(Records contained in a dataset)
--- START ---

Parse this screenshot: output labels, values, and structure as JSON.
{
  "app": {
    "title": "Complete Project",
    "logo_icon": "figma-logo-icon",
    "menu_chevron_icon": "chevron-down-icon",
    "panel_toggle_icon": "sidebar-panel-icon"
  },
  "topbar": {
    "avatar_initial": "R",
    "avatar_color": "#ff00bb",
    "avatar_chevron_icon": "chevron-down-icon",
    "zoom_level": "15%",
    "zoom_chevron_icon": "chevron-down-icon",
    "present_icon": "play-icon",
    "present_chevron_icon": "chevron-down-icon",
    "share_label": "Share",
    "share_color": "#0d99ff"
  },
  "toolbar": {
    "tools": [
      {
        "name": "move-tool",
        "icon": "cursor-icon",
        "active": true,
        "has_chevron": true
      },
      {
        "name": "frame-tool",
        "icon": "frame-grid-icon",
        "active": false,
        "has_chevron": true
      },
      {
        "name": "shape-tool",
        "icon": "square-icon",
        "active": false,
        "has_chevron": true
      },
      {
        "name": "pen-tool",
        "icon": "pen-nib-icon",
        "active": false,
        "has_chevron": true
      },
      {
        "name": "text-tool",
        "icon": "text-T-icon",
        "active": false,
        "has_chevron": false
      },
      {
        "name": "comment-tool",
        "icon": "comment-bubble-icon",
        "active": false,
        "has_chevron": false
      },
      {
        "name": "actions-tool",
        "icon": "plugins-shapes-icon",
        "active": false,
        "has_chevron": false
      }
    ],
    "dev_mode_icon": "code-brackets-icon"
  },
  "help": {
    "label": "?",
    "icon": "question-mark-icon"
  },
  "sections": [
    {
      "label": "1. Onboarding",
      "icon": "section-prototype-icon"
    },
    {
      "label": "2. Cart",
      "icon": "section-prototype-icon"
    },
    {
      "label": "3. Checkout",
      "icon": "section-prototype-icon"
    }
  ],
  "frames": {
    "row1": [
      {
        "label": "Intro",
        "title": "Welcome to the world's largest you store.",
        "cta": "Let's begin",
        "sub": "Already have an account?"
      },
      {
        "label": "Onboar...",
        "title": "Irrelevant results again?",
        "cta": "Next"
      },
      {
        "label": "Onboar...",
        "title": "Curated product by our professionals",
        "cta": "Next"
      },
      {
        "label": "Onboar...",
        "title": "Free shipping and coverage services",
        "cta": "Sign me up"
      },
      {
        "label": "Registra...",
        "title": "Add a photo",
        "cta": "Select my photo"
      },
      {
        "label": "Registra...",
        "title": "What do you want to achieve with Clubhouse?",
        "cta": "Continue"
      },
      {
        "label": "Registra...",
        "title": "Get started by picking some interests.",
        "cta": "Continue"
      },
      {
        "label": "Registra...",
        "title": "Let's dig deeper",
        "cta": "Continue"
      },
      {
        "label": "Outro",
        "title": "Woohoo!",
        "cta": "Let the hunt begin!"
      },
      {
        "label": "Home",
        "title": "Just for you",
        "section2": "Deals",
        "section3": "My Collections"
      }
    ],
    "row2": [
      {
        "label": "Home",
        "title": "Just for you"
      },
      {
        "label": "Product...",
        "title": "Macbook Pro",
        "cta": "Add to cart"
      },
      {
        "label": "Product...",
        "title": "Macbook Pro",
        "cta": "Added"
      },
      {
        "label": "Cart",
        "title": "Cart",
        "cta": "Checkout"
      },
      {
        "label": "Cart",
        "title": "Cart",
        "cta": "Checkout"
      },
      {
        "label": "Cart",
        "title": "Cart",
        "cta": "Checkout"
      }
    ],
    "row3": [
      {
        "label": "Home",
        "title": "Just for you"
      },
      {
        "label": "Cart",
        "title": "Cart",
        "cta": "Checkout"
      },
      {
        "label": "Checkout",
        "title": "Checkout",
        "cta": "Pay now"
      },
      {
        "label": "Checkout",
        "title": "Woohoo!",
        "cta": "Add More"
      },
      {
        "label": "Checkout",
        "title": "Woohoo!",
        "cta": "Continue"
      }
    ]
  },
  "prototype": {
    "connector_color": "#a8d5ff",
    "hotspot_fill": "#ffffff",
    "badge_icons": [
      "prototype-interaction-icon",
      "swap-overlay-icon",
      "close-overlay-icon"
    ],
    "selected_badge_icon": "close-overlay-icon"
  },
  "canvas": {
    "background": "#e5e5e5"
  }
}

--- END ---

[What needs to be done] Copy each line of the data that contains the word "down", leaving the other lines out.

[Response area]
    "menu_chevron_icon": "chevron-down-icon",
    "avatar_chevron_icon": "chevron-down-icon",
    "zoom_chevron_icon": "chevron-down-icon",
    "present_chevron_icon": "chevron-down-icon",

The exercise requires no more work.